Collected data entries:

-*-

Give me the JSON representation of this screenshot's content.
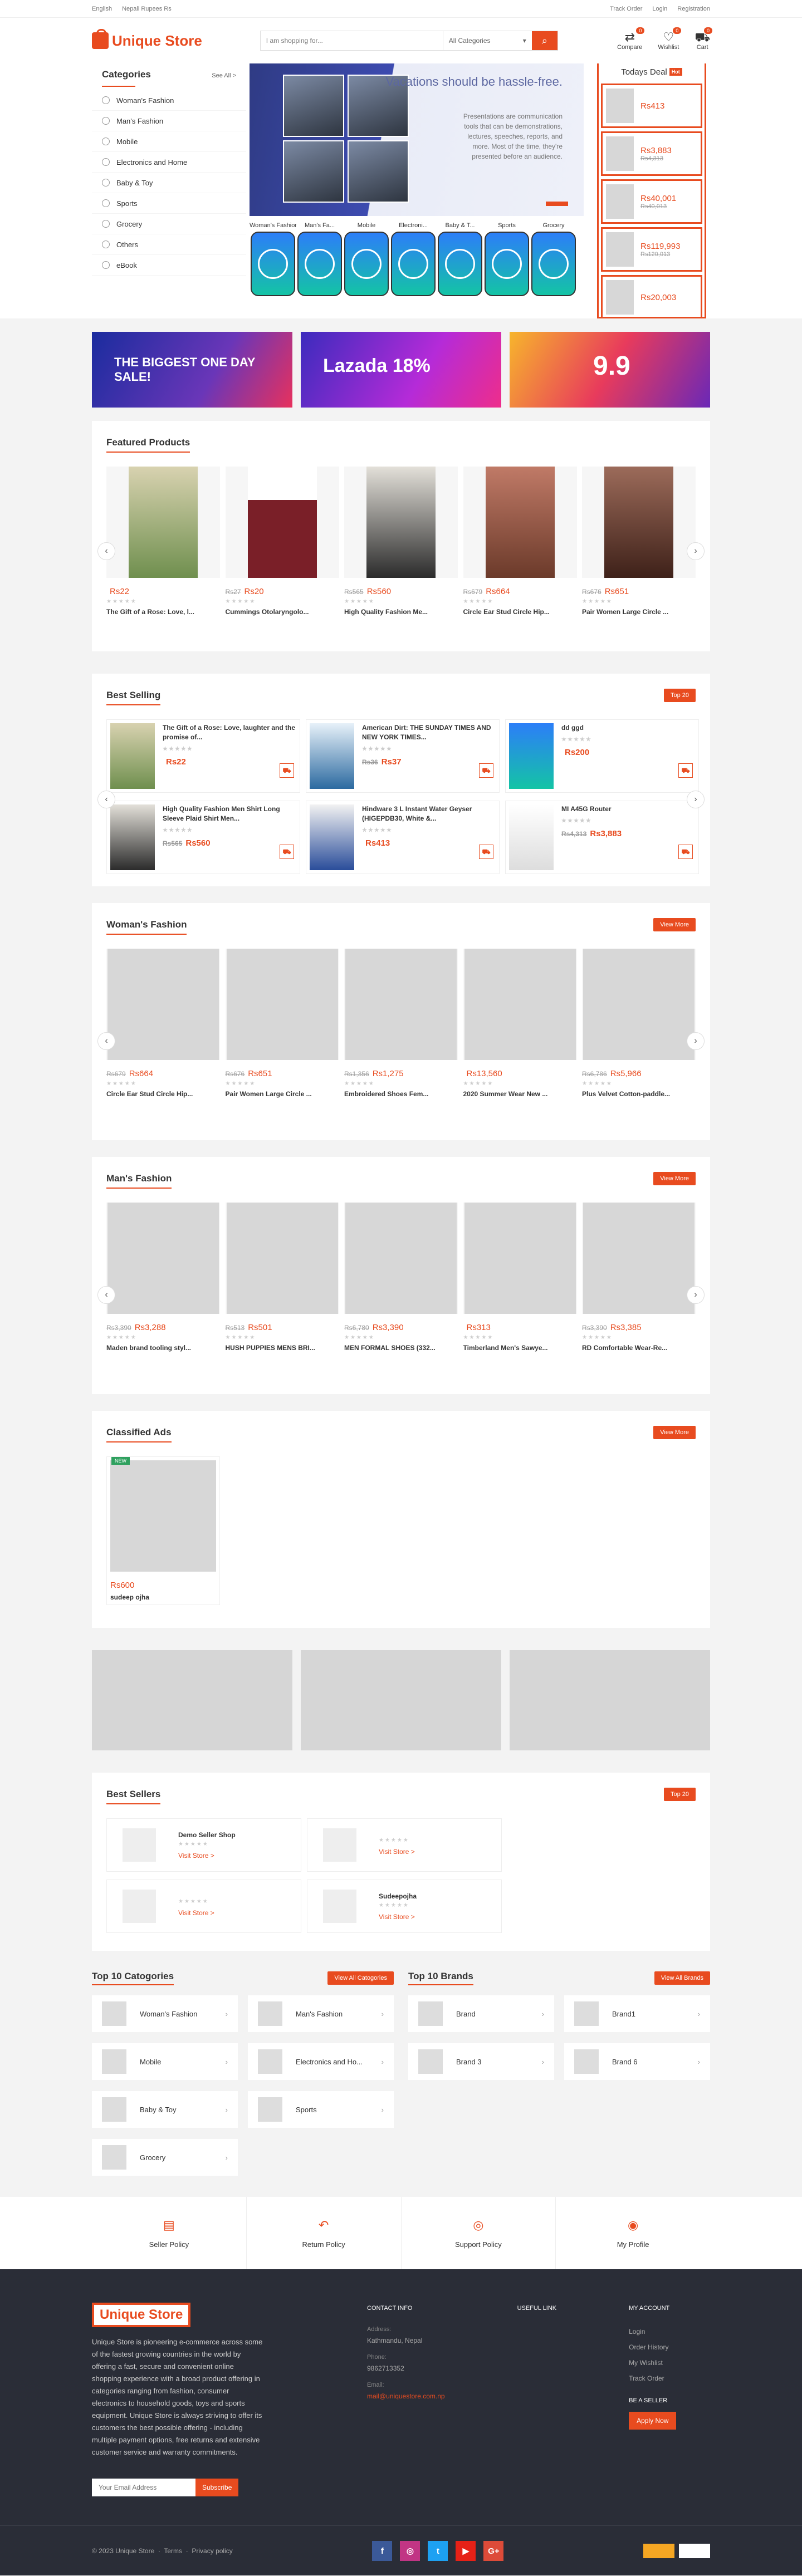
{
  "topbar": {
    "language": "English",
    "currency": "Nepali Rupees Rs",
    "track": "Track Order",
    "login": "Login",
    "register": "Registration"
  },
  "header": {
    "logo": "Unique Store",
    "search_placeholder": "I am shopping for...",
    "category": "All Categories",
    "compare": "Compare",
    "wishlist": "Wishlist",
    "cart": "Cart",
    "compare_count": "0",
    "wishlist_count": "0",
    "cart_count": "0"
  },
  "categories": {
    "title": "Categories",
    "see_all": "See All >",
    "items": [
      "Woman's Fashion",
      "Man's Fashion",
      "Mobile",
      "Electronics and Home",
      "Baby & Toy",
      "Sports",
      "Grocery",
      "Others",
      "eBook"
    ]
  },
  "slide": {
    "title": "Vacations should be hassle-free.",
    "text": "Presentations are communication tools that can be demonstrations, lectures, speeches, reports, and more. Most of the time, they're presented before an audience."
  },
  "cat_tabs": [
    "Woman's Fashion",
    "Man's Fa...",
    "Mobile",
    "Electroni...",
    "Baby & T...",
    "Sports",
    "Grocery"
  ],
  "deals": {
    "title": "Todays Deal",
    "badge": "Hot",
    "items": [
      {
        "price": "Rs413",
        "old": ""
      },
      {
        "price": "Rs3,883",
        "old": "Rs4,313"
      },
      {
        "price": "Rs40,001",
        "old": "Rs40,013"
      },
      {
        "price": "Rs119,993",
        "old": "Rs120,013"
      },
      {
        "price": "Rs20,003",
        "old": ""
      }
    ]
  },
  "banners": {
    "b1": "THE BIGGEST ONE DAY SALE!",
    "b2": "Lazada 18%",
    "b3": "9.9"
  },
  "featured": {
    "title": "Featured Products",
    "items": [
      {
        "old": "",
        "price": "Rs22",
        "name": "The Gift of a Rose: Love, l..."
      },
      {
        "old": "Rs27",
        "price": "Rs20",
        "name": "Cummings Otolaryngolo..."
      },
      {
        "old": "Rs565",
        "price": "Rs560",
        "name": "High Quality Fashion Me..."
      },
      {
        "old": "Rs679",
        "price": "Rs664",
        "name": "Circle Ear Stud Circle Hip..."
      },
      {
        "old": "Rs676",
        "price": "Rs651",
        "name": "Pair Women Large Circle ..."
      }
    ]
  },
  "best_selling": {
    "title": "Best Selling",
    "button": "Top 20",
    "items": [
      {
        "name": "The Gift of a Rose: Love, laughter and the promise of...",
        "old": "",
        "price": "Rs22"
      },
      {
        "name": "American Dirt: THE SUNDAY TIMES AND NEW YORK TIMES...",
        "old": "Rs36",
        "price": "Rs37"
      },
      {
        "name": "dd ggd",
        "old": "",
        "price": "Rs200"
      },
      {
        "name": "High Quality Fashion Men Shirt Long Sleeve Plaid Shirt Men...",
        "old": "Rs565",
        "price": "Rs560"
      },
      {
        "name": "Hindware 3 L Instant Water Geyser (HIGEPDB30, White &...",
        "old": "",
        "price": "Rs413"
      },
      {
        "name": "MI A45G Router",
        "old": "Rs4,313",
        "price": "Rs3,883"
      }
    ]
  },
  "woman": {
    "title": "Woman's Fashion",
    "button": "View More",
    "items": [
      {
        "old": "Rs679",
        "price": "Rs664",
        "name": "Circle Ear Stud Circle Hip..."
      },
      {
        "old": "Rs676",
        "price": "Rs651",
        "name": "Pair Women Large Circle ..."
      },
      {
        "old": "Rs1,356",
        "price": "Rs1,275",
        "name": "Embroidered Shoes Fem..."
      },
      {
        "old": "",
        "price": "Rs13,560",
        "name": "2020 Summer Wear New ..."
      },
      {
        "old": "Rs6,786",
        "price": "Rs5,966",
        "name": "Plus Velvet Cotton-paddle..."
      }
    ]
  },
  "man": {
    "title": "Man's Fashion",
    "button": "View More",
    "items": [
      {
        "old": "Rs3,390",
        "price": "Rs3,288",
        "name": "Maden brand tooling styl..."
      },
      {
        "old": "Rs513",
        "price": "Rs501",
        "name": "HUSH PUPPIES MENS BRI..."
      },
      {
        "old": "Rs6,780",
        "price": "Rs3,390",
        "name": "MEN FORMAL SHOES (332..."
      },
      {
        "old": "",
        "price": "Rs313",
        "name": "Timberland Men's Sawye..."
      },
      {
        "old": "Rs3,390",
        "price": "Rs3,385",
        "name": "RD Comfortable Wear-Re..."
      }
    ]
  },
  "classified": {
    "title": "Classified Ads",
    "button": "View More",
    "badge": "NEW",
    "price": "Rs600",
    "name": "sudeep ojha"
  },
  "best_sellers": {
    "title": "Best Sellers",
    "button": "Top 20",
    "items": [
      {
        "name": "Demo Seller Shop",
        "visit": "Visit Store >"
      },
      {
        "name": "",
        "visit": "Visit Store >"
      },
      {
        "name": "",
        "visit": "Visit Store >"
      },
      {
        "name": "Sudeepojha",
        "visit": "Visit Store >"
      }
    ]
  },
  "top_categories": {
    "title": "Top 10 Catogories",
    "button": "View All Catogories",
    "items": [
      "Woman's Fashion",
      "Man's Fashion",
      "Mobile",
      "Electronics and Ho...",
      "Baby & Toy",
      "Sports",
      "Grocery"
    ]
  },
  "top_brands": {
    "title": "Top 10 Brands",
    "button": "View All Brands",
    "items": [
      "Brand",
      "Brand1",
      "Brand 3",
      "Brand 6"
    ]
  },
  "policies": [
    "Seller Policy",
    "Return Policy",
    "Support Policy",
    "My Profile"
  ],
  "footer": {
    "logo": "Unique Store",
    "desc": "Unique Store is pioneering e-commerce across some of the fastest growing countries in the world by offering a fast, secure and convenient online shopping experience with a broad product offering in categories ranging from fashion, consumer electronics to household goods, toys and sports equipment. Unique Store is always striving to offer its customers the best possible offering - including multiple payment options, free returns and extensive customer service and warranty commitments.",
    "email_placeholder": "Your Email Address",
    "subscribe": "Subscribe",
    "contact_title": "CONTACT INFO",
    "address_label": "Address:",
    "address": "Kathmandu, Nepal",
    "phone_label": "Phone:",
    "phone": "9862713352",
    "email_label": "Email:",
    "email": "mail@uniquestore.com.np",
    "useful_title": "USEFUL LINK",
    "account_title": "MY ACCOUNT",
    "account_links": [
      "Login",
      "Order History",
      "My Wishlist",
      "Track Order"
    ],
    "seller_title": "BE A SELLER",
    "apply": "Apply Now",
    "copyright": "© 2023 Unique Store",
    "terms": "Terms",
    "privacy": "Privacy policy"
  }
}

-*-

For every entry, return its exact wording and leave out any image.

Give me the JSON representation of this screenshot's content.
{
  "topbar": {
    "language": "English",
    "currency": "Nepali Rupees Rs",
    "track": "Track Order",
    "login": "Login",
    "register": "Registration"
  },
  "header": {
    "logo": "Unique Store",
    "search_placeholder": "I am shopping for...",
    "category": "All Categories",
    "compare": "Compare",
    "wishlist": "Wishlist",
    "cart": "Cart",
    "compare_count": "0",
    "wishlist_count": "0",
    "cart_count": "0"
  },
  "categories": {
    "title": "Categories",
    "see_all": "See All >",
    "items": [
      "Woman's Fashion",
      "Man's Fashion",
      "Mobile",
      "Electronics and Home",
      "Baby & Toy",
      "Sports",
      "Grocery",
      "Others",
      "eBook"
    ]
  },
  "slide": {
    "title": "Vacations should be hassle-free.",
    "text": "Presentations are communication tools that can be demonstrations, lectures, speeches, reports, and more. Most of the time, they're presented before an audience."
  },
  "cat_tabs": [
    "Woman's Fashion",
    "Man's Fa...",
    "Mobile",
    "Electroni...",
    "Baby & T...",
    "Sports",
    "Grocery"
  ],
  "deals": {
    "title": "Todays Deal",
    "badge": "Hot",
    "items": [
      {
        "price": "Rs413",
        "old": ""
      },
      {
        "price": "Rs3,883",
        "old": "Rs4,313"
      },
      {
        "price": "Rs40,001",
        "old": "Rs40,013"
      },
      {
        "price": "Rs119,993",
        "old": "Rs120,013"
      },
      {
        "price": "Rs20,003",
        "old": ""
      }
    ]
  },
  "banners": {
    "b1": "THE BIGGEST ONE DAY SALE!",
    "b2": "Lazada 18%",
    "b3": "9.9"
  },
  "featured": {
    "title": "Featured Products",
    "items": [
      {
        "old": "",
        "price": "Rs22",
        "name": "The Gift of a Rose: Love, l..."
      },
      {
        "old": "Rs27",
        "price": "Rs20",
        "name": "Cummings Otolaryngolo..."
      },
      {
        "old": "Rs565",
        "price": "Rs560",
        "name": "High Quality Fashion Me..."
      },
      {
        "old": "Rs679",
        "price": "Rs664",
        "name": "Circle Ear Stud Circle Hip..."
      },
      {
        "old": "Rs676",
        "price": "Rs651",
        "name": "Pair Women Large Circle ..."
      }
    ]
  },
  "best_selling": {
    "title": "Best Selling",
    "button": "Top 20",
    "items": [
      {
        "name": "The Gift of a Rose: Love, laughter and the promise of...",
        "old": "",
        "price": "Rs22"
      },
      {
        "name": "American Dirt: THE SUNDAY TIMES AND NEW YORK TIMES...",
        "old": "Rs36",
        "price": "Rs37"
      },
      {
        "name": "dd ggd",
        "old": "",
        "price": "Rs200"
      },
      {
        "name": "High Quality Fashion Men Shirt Long Sleeve Plaid Shirt Men...",
        "old": "Rs565",
        "price": "Rs560"
      },
      {
        "name": "Hindware 3 L Instant Water Geyser (HIGEPDB30, White &...",
        "old": "",
        "price": "Rs413"
      },
      {
        "name": "MI A45G Router",
        "old": "Rs4,313",
        "price": "Rs3,883"
      }
    ]
  },
  "woman": {
    "title": "Woman's Fashion",
    "button": "View More",
    "items": [
      {
        "old": "Rs679",
        "price": "Rs664",
        "name": "Circle Ear Stud Circle Hip..."
      },
      {
        "old": "Rs676",
        "price": "Rs651",
        "name": "Pair Women Large Circle ..."
      },
      {
        "old": "Rs1,356",
        "price": "Rs1,275",
        "name": "Embroidered Shoes Fem..."
      },
      {
        "old": "",
        "price": "Rs13,560",
        "name": "2020 Summer Wear New ..."
      },
      {
        "old": "Rs6,786",
        "price": "Rs5,966",
        "name": "Plus Velvet Cotton-paddle..."
      }
    ]
  },
  "man": {
    "title": "Man's Fashion",
    "button": "View More",
    "items": [
      {
        "old": "Rs3,390",
        "price": "Rs3,288",
        "name": "Maden brand tooling styl..."
      },
      {
        "old": "Rs513",
        "price": "Rs501",
        "name": "HUSH PUPPIES MENS BRI..."
      },
      {
        "old": "Rs6,780",
        "price": "Rs3,390",
        "name": "MEN FORMAL SHOES (332..."
      },
      {
        "old": "",
        "price": "Rs313",
        "name": "Timberland Men's Sawye..."
      },
      {
        "old": "Rs3,390",
        "price": "Rs3,385",
        "name": "RD Comfortable Wear-Re..."
      }
    ]
  },
  "classified": {
    "title": "Classified Ads",
    "button": "View More",
    "badge": "NEW",
    "price": "Rs600",
    "name": "sudeep ojha"
  },
  "best_sellers": {
    "title": "Best Sellers",
    "button": "Top 20",
    "items": [
      {
        "name": "Demo Seller Shop",
        "visit": "Visit Store >"
      },
      {
        "name": "",
        "visit": "Visit Store >"
      },
      {
        "name": "",
        "visit": "Visit Store >"
      },
      {
        "name": "Sudeepojha",
        "visit": "Visit Store >"
      }
    ]
  },
  "top_categories": {
    "title": "Top 10 Catogories",
    "button": "View All Catogories",
    "items": [
      "Woman's Fashion",
      "Man's Fashion",
      "Mobile",
      "Electronics and Ho...",
      "Baby & Toy",
      "Sports",
      "Grocery"
    ]
  },
  "top_brands": {
    "title": "Top 10 Brands",
    "button": "View All Brands",
    "items": [
      "Brand",
      "Brand1",
      "Brand 3",
      "Brand 6"
    ]
  },
  "policies": [
    "Seller Policy",
    "Return Policy",
    "Support Policy",
    "My Profile"
  ],
  "footer": {
    "logo": "Unique Store",
    "desc": "Unique Store is pioneering e-commerce across some of the fastest growing countries in the world by offering a fast, secure and convenient online shopping experience with a broad product offering in categories ranging from fashion, consumer electronics to household goods, toys and sports equipment. Unique Store is always striving to offer its customers the best possible offering - including multiple payment options, free returns and extensive customer service and warranty commitments.",
    "email_placeholder": "Your Email Address",
    "subscribe": "Subscribe",
    "contact_title": "CONTACT INFO",
    "address_label": "Address:",
    "address": "Kathmandu, Nepal",
    "phone_label": "Phone:",
    "phone": "9862713352",
    "email_label": "Email:",
    "email": "mail@uniquestore.com.np",
    "useful_title": "USEFUL LINK",
    "account_title": "MY ACCOUNT",
    "account_links": [
      "Login",
      "Order History",
      "My Wishlist",
      "Track Order"
    ],
    "seller_title": "BE A SELLER",
    "apply": "Apply Now",
    "copyright": "© 2023 Unique Store",
    "terms": "Terms",
    "privacy": "Privacy policy"
  }
}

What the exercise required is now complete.